▶ **Given records**:
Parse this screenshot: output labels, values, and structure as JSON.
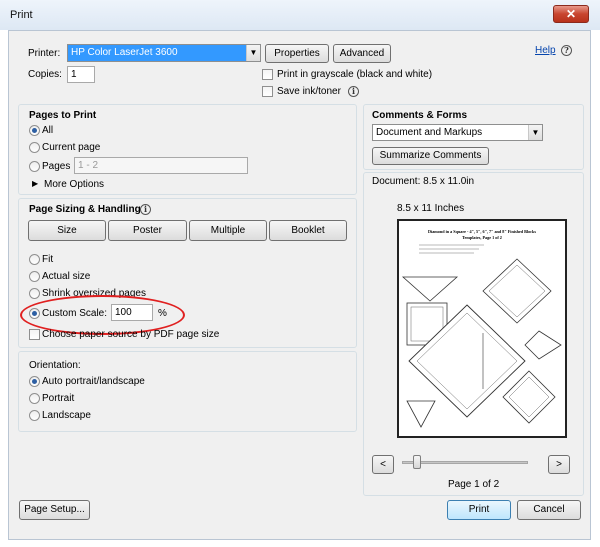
{
  "window": {
    "title": "Print",
    "close_glyph": "✕"
  },
  "printer": {
    "label": "Printer:",
    "selected": "HP Color LaserJet 3600",
    "properties": "Properties",
    "advanced": "Advanced",
    "help": "Help",
    "copies_label": "Copies:",
    "copies_value": "1",
    "grayscale": "Print in grayscale (black and white)",
    "save_ink": "Save ink/toner"
  },
  "pages_to_print": {
    "heading": "Pages to Print",
    "all": "All",
    "current": "Current page",
    "pages": "Pages",
    "pages_placeholder": "1 - 2",
    "more_options": "More Options"
  },
  "sizing": {
    "heading": "Page Sizing & Handling",
    "buttons": [
      "Size",
      "Poster",
      "Multiple",
      "Booklet"
    ],
    "fit": "Fit",
    "actual": "Actual size",
    "shrink": "Shrink oversized pages",
    "custom": "Custom Scale:",
    "custom_value": "100",
    "percent": "%",
    "paper_source": "Choose paper source by PDF page size"
  },
  "orientation": {
    "heading": "Orientation:",
    "auto": "Auto portrait/landscape",
    "portrait": "Portrait",
    "landscape": "Landscape"
  },
  "comments": {
    "heading": "Comments & Forms",
    "selected": "Document and Markups",
    "summarize": "Summarize Comments"
  },
  "document": {
    "size": "Document: 8.5 x 11.0in",
    "paper": "8.5 x 11 Inches",
    "page_title": "Diamond in a Square - 4\", 5\", 6\", 7\" and 8\" Finished Blocks",
    "page_subtitle": "Templates, Page 1 of 2",
    "page_indicator": "Page 1 of 2"
  },
  "footer": {
    "page_setup": "Page Setup...",
    "print": "Print",
    "cancel": "Cancel"
  },
  "icons": {
    "info": "info-icon",
    "dropdown": "dropdown-arrow-icon",
    "prev": "prev-page-icon",
    "next": "next-page-icon"
  },
  "colors": {
    "selection": "#3399ff",
    "annotation": "#e02020"
  }
}
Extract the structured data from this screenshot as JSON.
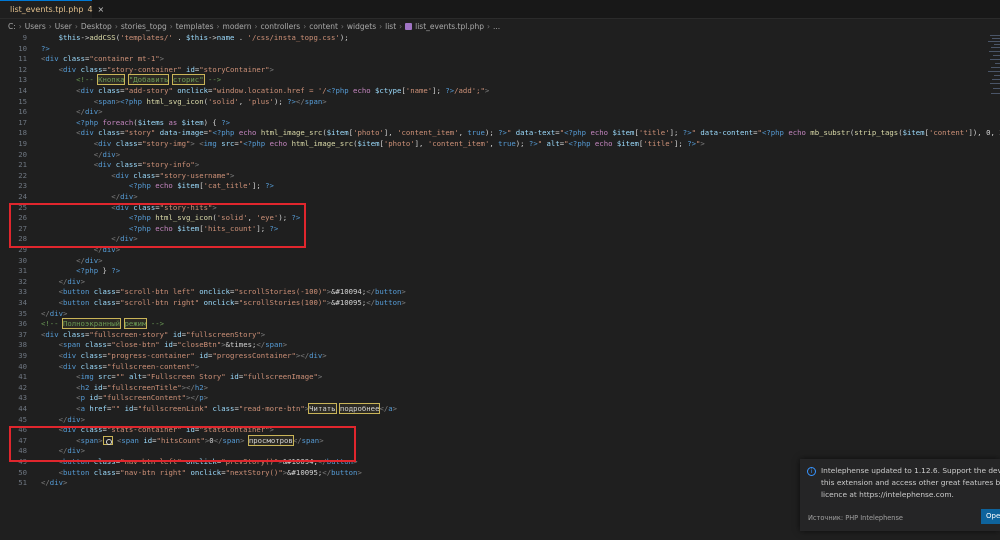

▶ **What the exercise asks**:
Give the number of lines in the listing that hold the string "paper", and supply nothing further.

▶ **Response to this task**:
2